Daily Herald Legal Affairs Writer Christy Gutowski reports on the case of Kevin Liszka in an article titled, “‘The perfect mark.'” Excerpt:
As Kevin Liszka sat in a police department holding cell for three days, he remained confident authorities would realize they had the wrong man.
Instead, police hauled Liszka off to the DuPage County jail on the fourth day after a trail of evidence, including witness identification, led back to him.
“I just started crying,” the Bolingbrook man said. “I said, ‘You’re all wrong. You guys are making a big mistake.'”
Police said Liszka was one of three assailants who burglarized a city official’s residence in Warrenville in a violent home invasion that involved rape. The crime shook the close-knit community to its core.
From the onset, the 20-year-old man proclaimed his innocence. Forty-two days later, prosecutors confirmed he had been telling the truth. They cleared Liszka after charging the final of three suspects.
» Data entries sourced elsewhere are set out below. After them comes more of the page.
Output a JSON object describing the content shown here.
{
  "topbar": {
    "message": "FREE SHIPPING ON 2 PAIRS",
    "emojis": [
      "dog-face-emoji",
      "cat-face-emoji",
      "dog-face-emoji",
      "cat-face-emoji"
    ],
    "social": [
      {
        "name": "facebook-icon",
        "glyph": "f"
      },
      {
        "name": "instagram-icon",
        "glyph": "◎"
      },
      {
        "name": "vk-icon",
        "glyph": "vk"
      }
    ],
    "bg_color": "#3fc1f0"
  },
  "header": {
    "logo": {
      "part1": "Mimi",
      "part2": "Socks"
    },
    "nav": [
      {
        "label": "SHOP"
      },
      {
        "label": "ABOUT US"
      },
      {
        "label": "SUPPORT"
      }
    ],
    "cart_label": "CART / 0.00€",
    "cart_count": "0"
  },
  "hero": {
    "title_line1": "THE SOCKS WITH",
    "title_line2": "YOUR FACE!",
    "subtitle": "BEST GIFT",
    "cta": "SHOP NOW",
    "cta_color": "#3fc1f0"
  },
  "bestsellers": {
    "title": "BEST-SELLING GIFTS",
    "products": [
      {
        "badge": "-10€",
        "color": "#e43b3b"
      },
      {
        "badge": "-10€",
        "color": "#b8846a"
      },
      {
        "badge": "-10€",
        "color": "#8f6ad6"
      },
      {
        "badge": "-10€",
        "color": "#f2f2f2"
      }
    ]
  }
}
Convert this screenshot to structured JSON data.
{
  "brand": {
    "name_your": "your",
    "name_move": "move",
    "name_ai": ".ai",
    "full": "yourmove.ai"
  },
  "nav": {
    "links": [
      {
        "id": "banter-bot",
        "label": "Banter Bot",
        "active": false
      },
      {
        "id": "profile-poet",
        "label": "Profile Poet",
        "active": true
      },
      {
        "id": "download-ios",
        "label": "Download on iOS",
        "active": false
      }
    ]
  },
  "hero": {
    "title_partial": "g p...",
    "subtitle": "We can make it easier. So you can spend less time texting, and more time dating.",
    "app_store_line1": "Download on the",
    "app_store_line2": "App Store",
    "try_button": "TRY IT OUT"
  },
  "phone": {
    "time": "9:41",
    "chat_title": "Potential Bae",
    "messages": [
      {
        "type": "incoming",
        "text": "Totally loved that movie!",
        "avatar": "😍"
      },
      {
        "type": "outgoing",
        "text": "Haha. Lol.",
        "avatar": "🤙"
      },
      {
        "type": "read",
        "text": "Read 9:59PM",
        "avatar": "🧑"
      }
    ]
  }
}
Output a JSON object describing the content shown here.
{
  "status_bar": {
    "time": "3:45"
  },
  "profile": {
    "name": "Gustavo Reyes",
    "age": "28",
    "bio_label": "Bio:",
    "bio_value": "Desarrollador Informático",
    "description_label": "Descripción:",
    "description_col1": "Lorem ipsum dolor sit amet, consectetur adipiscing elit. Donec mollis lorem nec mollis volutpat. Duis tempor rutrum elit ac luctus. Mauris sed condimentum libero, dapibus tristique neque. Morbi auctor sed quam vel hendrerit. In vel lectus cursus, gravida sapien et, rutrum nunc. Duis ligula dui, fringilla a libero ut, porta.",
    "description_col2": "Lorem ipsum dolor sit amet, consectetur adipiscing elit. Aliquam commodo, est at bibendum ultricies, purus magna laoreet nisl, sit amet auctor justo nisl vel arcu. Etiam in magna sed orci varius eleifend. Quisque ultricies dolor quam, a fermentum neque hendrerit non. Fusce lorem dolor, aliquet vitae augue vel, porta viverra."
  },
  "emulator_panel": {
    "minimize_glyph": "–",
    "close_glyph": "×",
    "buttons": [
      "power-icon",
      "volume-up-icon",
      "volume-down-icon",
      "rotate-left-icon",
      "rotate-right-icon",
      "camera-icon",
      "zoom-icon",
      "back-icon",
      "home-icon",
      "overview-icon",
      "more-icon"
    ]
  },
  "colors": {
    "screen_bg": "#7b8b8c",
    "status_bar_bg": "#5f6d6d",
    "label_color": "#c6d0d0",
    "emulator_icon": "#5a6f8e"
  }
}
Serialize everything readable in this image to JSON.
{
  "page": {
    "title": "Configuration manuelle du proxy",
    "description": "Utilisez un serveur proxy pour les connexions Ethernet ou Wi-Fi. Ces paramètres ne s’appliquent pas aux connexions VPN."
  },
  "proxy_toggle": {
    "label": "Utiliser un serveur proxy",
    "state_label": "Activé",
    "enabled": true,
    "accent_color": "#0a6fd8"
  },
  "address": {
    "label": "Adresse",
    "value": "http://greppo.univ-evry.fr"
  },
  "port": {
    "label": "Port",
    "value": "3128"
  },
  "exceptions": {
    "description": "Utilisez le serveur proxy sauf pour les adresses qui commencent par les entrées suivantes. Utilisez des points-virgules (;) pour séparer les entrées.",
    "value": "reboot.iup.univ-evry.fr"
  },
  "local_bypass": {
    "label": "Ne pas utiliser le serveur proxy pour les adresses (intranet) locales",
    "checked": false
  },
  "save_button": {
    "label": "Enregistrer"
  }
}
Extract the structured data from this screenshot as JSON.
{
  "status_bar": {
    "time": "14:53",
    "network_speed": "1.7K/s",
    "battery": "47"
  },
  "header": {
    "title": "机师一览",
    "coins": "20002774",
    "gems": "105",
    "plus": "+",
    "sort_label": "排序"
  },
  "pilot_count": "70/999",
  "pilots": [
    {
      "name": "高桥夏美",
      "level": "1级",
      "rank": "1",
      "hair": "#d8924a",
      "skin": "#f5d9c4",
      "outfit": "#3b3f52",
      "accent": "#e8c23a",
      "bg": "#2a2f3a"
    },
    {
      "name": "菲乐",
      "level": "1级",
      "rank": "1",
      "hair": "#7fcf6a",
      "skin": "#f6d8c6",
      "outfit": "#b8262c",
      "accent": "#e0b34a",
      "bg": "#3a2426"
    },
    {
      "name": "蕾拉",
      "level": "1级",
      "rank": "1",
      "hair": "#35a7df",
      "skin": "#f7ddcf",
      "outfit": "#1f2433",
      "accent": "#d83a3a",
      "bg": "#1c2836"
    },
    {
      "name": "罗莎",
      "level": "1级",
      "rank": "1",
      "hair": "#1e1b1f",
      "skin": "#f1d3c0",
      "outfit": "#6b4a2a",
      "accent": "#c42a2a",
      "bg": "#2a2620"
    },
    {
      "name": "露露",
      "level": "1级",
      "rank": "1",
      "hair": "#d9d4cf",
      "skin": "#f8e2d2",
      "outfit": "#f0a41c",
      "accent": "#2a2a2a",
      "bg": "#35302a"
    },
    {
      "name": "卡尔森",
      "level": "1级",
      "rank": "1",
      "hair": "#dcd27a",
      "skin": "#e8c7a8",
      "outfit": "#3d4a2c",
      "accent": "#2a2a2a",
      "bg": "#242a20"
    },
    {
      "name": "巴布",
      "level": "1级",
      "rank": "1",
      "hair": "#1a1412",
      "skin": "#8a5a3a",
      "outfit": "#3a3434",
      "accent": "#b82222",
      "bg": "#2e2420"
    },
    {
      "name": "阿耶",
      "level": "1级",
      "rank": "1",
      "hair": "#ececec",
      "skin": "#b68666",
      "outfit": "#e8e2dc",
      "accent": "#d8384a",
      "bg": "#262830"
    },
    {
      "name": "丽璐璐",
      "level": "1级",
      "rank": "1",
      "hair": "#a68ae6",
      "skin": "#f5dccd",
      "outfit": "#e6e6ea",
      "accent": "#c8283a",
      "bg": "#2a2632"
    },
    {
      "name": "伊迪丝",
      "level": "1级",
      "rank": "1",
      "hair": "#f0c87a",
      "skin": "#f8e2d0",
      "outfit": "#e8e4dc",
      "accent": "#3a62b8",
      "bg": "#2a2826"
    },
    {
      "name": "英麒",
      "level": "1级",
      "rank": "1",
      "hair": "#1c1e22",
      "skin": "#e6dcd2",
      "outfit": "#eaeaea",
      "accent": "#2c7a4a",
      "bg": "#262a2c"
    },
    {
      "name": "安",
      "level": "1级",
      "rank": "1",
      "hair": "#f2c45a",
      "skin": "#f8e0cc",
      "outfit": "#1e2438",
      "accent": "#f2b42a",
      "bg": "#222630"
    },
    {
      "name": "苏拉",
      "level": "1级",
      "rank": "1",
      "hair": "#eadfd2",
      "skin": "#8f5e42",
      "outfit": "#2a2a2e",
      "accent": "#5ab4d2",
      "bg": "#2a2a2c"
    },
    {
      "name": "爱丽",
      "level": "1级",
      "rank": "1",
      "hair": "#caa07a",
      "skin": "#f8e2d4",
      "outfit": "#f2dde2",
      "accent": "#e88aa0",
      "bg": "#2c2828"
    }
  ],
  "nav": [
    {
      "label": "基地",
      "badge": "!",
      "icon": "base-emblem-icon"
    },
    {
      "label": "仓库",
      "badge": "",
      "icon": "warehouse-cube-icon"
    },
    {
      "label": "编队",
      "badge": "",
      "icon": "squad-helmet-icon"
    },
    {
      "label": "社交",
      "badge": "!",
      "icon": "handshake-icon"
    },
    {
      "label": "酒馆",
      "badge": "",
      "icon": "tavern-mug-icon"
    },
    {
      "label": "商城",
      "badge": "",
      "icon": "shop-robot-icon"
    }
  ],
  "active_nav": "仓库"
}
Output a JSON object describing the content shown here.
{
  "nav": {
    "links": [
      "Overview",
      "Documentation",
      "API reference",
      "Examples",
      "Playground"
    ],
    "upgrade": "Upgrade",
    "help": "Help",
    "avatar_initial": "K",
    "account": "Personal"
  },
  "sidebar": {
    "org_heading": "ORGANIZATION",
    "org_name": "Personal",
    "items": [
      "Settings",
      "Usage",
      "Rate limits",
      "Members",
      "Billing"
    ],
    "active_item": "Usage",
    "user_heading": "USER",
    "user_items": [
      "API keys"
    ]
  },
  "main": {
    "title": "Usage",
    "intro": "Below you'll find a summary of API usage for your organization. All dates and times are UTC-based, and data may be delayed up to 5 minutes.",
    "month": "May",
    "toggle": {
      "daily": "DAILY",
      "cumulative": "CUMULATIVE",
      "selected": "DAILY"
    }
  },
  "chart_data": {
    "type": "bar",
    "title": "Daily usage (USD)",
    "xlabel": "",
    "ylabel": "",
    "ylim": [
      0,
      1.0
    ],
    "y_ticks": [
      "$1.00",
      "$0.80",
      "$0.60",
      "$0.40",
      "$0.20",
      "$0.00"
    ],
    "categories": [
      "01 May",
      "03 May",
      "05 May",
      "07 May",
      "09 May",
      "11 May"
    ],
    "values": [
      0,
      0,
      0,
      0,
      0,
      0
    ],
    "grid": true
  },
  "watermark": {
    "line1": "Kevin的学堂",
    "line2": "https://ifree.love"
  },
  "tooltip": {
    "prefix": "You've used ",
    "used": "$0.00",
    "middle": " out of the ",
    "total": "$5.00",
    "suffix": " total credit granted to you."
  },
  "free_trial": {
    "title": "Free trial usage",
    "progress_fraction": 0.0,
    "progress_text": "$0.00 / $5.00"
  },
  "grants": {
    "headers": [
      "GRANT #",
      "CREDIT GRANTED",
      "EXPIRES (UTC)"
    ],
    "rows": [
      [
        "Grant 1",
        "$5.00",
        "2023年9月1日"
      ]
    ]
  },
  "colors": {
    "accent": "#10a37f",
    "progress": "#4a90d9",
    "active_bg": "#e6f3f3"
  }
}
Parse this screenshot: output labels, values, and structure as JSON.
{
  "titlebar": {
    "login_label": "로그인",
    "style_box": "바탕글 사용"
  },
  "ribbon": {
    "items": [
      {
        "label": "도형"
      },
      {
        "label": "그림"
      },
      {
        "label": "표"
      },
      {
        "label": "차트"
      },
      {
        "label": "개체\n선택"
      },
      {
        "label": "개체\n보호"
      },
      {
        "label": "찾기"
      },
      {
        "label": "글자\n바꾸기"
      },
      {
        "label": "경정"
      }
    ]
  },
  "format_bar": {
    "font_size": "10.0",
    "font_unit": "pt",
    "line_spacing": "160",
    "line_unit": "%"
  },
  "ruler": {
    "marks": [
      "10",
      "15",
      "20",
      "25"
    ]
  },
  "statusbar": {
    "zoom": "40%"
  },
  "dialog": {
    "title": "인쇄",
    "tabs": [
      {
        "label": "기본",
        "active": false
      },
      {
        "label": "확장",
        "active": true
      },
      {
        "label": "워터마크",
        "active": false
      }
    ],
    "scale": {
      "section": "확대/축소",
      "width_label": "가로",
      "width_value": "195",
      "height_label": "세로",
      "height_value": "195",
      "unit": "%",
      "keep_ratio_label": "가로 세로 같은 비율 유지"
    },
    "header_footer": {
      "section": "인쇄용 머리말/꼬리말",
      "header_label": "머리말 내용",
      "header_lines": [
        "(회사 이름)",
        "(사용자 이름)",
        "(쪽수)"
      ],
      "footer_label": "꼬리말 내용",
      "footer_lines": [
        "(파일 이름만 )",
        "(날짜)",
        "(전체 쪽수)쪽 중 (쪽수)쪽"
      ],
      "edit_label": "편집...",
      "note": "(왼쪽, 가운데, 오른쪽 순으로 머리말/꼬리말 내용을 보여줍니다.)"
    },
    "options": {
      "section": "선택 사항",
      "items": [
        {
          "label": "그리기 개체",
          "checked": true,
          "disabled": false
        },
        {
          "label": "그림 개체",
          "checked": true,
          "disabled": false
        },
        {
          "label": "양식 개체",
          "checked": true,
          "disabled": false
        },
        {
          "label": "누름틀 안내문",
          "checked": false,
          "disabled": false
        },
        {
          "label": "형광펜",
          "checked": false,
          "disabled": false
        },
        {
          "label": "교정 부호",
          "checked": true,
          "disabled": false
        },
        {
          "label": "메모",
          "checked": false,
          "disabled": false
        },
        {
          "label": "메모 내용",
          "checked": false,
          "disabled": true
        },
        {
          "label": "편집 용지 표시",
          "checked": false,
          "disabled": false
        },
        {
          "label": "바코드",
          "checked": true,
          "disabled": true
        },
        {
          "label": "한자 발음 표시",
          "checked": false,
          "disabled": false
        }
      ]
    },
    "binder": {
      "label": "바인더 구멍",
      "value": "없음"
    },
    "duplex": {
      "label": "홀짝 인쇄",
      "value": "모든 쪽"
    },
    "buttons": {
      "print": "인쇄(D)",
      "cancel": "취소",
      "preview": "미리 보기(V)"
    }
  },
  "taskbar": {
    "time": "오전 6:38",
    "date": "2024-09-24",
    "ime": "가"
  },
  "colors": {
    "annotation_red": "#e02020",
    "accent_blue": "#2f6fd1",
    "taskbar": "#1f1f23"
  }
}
The case is just one example of the fallibility of the criminal justice system — a system in which innocent people are sometimes caught in the middle. It also is the reason eyewitness testimony, long a trusted fixture in the courtroom, has come under increasing attack.
Liszka, though, had a lot more than mistaken identity working against him. A pizza delivery, police sketch, failed lie-detector test and a shaky reputation with police also played a role.
Liszka said he understands why innocent people confess. The interrogations, at times, grew heated. At one point, authorities warned they were giving him one last chance to come clean.
“They told me if there’s no deal now, there will never be one,” he said. “At that point, considering I was facing 40 years in prison, I was almost thinking about admitting to something I didn’t do.”